Sunday, June 23, 2013

Making It Mine - The 2000 Les Paul Junior

For the past 30 years, or so, I have admired the Les Paul Junior model, with the double-cutaway body. I think it's the best-looking guitar design, ever, for one thing. For another, Lesley West of Mountain, John Lennon, Keith Richards, etc., etc. have all famously played them.

Plus, the P-90 pickup has a different sound than the humbuckers in other LPs. So, I recently picked up the example above. I bought it off of eBay, and immediately regretted it, once I had it. The neck felt way too wide and flat, and the P-100 pickups (a stacked humbucker version of the P-90) had a good tone if I turned the tone knob back to 6. But that cut the output of the signal so much that you couldn't hear me over Steve's drums, at my standard amp settings.

I measured the neck, and measured the neck on Cooper (my 2003 LP Special), which is dead perfect. Oddly, after about ten times of measuring, I figured out that the two necks were exactly alike, wood-wise. The difference lay in the finish which had been laid over the wood.

Cooper is painted, with little or no clear coat over the color coat. Many people don't like that finish, because it rubs off pretty easily.
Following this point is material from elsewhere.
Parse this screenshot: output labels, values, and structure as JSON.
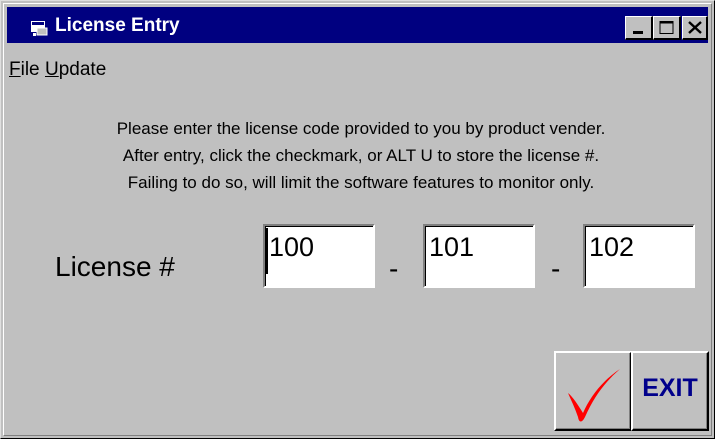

Embiggen this picture, and you may be able to see what I mean. Cooper has a matte look, and the paint is coming off of the top, while the Junior is glossy-glossy. Personally, I prefer the look of Cooper's finish. Moreover, the neck finish has worn down, nicely, on Cooper, so that I can actually feel the wood grain, slightly, in places. It reminds me of the feel of my 1948 ES-125.

As I did my measuring of neck widths and thicknesses, it occurred to me that the difference in feel between the two was soley due to the excess clear coat on the Junior. So, I decided to fix that.

I took a wood chisel, and started carefully scraping the finish off of the neck of the Junior. I was a bit stunned to see that there was well over 1mm of paint on the neck, which added up to about a 3mm overall difference in width, when compared to Cooper's neck. So, I went wild and took the finish off, down to wood.

What a difference! The neck felt perfect, identical to Cooper's. So, I busted out the wood stain, and put a bit of color on it (again, to match the look of the '48 ES-125).

The results of the staining were very satisfactory. 

Now, all I had to do was address the pickup problem. I had some aftermarket P-90 pickups in my guitar parts, and I considered swapping them out. But, I really wanted to maintain the integrity of the guitar, and stick with Gibson pickups. The problem is, the Gibson P-90s would cost me upward of $200.00, and I just don't have that much to shell out, in addition to the purchase price of the guitar.

I read a few guitar forums, looking for info on the P-100 pickup, to see what others had done. One fellow posted that he simply cut the black ground wire between the upper and lower coils, which essentially turned the P-100 humbucker into a P-90 single-coil.

I wasn't sure that would work (can't believe everything that you read on the internet), but I figured I had nothing to lose. I disassembled the guitar, including removal of the pickguard, and snipped the wires.

I much prefer the look of the Junior without the pickguard.

I put it all back together, sans pickguard, and hooked it to the amp. Oh, yeah! That was what I wanted to hear. A little bit of pickup height adjustment, and a few adjustments to the pole pieces, and the thing was wailing. Yes, it gets the 60-cycle hum in my house (as does every other single-coil-equipped guitar that I own), but it absolutely screams. I even found myself playing on the bridge pickup, a bit, as I was trying it out, and I rarely switch off from the neck pickup on any guitar.

So, I guess I ruined the resale value of the instrument, where those "mint condition, looks unplayed" guys are concerned. But, as of now, I don't ever plan to sell it, anyway. All three of my Gibsons are keepers, at this point.

By the way, I will be playing the junior on five songs, at Herman's Hideaway, this coming Saturday (June 29, at 6:00 PM, if you can make it).